# Directions:
Figure out the number of lines in the entries that hold the string "this", then give that number and nothing else.
*** Exercise material Section Begins ***
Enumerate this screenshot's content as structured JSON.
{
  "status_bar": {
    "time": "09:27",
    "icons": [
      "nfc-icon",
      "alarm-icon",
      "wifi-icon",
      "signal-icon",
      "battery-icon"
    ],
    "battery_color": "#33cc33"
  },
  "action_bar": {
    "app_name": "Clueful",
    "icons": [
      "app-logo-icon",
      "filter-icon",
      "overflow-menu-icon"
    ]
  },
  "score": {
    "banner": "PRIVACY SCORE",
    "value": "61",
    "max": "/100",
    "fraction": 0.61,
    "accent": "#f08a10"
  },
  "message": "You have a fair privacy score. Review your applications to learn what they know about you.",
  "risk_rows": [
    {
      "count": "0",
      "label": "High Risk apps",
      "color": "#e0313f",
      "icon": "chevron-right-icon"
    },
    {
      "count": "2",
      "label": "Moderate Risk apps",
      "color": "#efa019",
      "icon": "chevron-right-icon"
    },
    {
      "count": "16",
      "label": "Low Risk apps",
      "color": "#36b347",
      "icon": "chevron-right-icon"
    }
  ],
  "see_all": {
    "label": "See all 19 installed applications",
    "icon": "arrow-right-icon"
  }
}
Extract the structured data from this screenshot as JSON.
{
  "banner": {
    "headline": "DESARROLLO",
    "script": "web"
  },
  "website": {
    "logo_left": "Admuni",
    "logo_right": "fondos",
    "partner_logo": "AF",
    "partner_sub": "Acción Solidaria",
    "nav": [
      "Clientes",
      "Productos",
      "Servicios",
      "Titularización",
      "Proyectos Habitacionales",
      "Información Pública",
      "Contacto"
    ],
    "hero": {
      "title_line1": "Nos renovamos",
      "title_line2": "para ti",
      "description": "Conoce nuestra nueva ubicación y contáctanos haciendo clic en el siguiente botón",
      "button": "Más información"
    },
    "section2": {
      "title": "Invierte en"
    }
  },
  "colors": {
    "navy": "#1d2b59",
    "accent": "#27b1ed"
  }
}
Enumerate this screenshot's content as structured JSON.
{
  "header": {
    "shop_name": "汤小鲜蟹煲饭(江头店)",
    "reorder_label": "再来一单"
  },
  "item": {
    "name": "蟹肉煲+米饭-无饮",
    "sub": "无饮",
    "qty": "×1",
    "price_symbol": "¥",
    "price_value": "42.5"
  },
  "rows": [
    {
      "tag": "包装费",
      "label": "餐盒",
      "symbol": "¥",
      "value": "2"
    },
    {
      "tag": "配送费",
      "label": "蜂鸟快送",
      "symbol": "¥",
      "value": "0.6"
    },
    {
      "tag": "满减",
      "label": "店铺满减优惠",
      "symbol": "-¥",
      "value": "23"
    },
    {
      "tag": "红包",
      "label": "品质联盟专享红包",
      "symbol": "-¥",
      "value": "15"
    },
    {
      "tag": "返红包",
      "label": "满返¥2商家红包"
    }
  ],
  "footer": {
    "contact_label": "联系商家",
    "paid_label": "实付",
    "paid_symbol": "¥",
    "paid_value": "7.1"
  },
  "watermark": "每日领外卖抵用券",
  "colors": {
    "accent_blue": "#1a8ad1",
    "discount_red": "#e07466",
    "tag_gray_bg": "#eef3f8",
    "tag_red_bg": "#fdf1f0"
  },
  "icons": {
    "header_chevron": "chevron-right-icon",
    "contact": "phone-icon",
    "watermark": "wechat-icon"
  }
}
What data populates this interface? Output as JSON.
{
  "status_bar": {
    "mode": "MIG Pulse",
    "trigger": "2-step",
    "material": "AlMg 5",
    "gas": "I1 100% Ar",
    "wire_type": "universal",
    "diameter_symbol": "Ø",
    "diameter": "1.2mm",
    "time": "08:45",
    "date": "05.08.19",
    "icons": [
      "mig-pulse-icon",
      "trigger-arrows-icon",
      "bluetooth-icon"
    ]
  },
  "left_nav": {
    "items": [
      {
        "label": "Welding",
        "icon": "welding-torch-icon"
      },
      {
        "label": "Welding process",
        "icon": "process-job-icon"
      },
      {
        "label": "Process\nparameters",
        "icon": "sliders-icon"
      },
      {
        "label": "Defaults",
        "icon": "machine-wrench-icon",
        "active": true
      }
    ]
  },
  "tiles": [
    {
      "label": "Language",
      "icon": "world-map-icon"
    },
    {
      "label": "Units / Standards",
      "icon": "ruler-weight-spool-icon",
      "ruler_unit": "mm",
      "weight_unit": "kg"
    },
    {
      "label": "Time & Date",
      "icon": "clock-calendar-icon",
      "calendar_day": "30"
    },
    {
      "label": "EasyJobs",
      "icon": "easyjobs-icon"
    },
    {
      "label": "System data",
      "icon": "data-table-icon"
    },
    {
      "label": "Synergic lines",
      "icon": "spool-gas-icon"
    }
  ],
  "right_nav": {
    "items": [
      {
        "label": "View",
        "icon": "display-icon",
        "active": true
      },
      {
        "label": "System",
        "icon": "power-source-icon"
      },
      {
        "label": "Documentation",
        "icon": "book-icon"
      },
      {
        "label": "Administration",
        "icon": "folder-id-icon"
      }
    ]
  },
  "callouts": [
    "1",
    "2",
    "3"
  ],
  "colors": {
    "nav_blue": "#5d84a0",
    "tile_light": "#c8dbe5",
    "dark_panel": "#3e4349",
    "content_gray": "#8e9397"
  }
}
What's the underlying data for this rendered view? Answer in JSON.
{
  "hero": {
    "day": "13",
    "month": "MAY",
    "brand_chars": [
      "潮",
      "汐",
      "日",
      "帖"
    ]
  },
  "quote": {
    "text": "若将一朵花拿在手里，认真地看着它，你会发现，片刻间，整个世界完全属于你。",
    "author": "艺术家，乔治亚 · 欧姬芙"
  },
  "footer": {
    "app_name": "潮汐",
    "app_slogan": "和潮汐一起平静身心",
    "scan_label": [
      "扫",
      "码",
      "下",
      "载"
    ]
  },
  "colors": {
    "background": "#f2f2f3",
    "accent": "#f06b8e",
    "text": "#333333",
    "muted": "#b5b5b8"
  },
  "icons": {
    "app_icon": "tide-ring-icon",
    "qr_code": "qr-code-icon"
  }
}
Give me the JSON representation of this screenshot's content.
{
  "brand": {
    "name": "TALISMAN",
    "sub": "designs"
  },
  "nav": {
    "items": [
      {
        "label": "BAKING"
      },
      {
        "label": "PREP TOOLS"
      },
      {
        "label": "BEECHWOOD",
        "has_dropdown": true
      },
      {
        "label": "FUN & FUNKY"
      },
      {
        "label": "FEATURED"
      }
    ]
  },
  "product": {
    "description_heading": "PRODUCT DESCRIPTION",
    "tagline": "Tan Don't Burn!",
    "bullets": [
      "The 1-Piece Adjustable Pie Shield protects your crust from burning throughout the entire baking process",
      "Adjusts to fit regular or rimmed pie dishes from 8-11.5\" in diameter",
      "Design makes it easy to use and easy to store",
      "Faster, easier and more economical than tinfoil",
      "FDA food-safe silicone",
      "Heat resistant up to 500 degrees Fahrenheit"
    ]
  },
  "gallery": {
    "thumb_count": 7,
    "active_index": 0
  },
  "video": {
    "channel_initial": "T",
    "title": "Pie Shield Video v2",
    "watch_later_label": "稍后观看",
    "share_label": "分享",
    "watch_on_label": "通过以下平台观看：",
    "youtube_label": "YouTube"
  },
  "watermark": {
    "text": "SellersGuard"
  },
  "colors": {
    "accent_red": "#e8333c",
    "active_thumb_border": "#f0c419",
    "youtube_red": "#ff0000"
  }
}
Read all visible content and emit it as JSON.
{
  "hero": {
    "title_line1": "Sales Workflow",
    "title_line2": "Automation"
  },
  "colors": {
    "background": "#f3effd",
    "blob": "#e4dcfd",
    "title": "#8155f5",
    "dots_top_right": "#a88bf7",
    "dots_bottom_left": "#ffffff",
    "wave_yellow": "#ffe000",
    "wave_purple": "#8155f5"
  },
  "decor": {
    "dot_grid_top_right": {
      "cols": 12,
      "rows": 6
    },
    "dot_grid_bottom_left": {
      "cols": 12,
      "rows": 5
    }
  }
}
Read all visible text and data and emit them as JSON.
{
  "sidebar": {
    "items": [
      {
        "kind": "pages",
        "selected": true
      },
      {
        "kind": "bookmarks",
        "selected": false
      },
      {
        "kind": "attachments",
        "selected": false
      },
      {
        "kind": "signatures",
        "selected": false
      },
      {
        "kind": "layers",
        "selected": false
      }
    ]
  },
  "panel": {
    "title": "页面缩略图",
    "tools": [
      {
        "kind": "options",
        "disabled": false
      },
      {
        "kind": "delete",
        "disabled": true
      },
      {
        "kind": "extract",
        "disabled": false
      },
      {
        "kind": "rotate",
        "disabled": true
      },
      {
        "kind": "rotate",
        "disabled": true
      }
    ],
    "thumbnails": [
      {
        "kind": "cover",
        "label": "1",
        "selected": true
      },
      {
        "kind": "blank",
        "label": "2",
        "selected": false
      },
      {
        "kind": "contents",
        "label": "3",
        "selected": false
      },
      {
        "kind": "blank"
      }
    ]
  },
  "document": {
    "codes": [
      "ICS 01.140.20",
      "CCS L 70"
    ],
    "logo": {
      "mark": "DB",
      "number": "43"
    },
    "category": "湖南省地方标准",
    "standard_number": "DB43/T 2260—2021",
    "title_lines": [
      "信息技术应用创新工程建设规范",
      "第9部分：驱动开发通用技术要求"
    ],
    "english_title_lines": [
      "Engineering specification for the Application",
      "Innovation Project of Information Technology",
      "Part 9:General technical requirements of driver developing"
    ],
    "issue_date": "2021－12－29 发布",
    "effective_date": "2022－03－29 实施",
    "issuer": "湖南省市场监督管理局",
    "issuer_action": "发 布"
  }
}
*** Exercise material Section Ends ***
# The answer:
6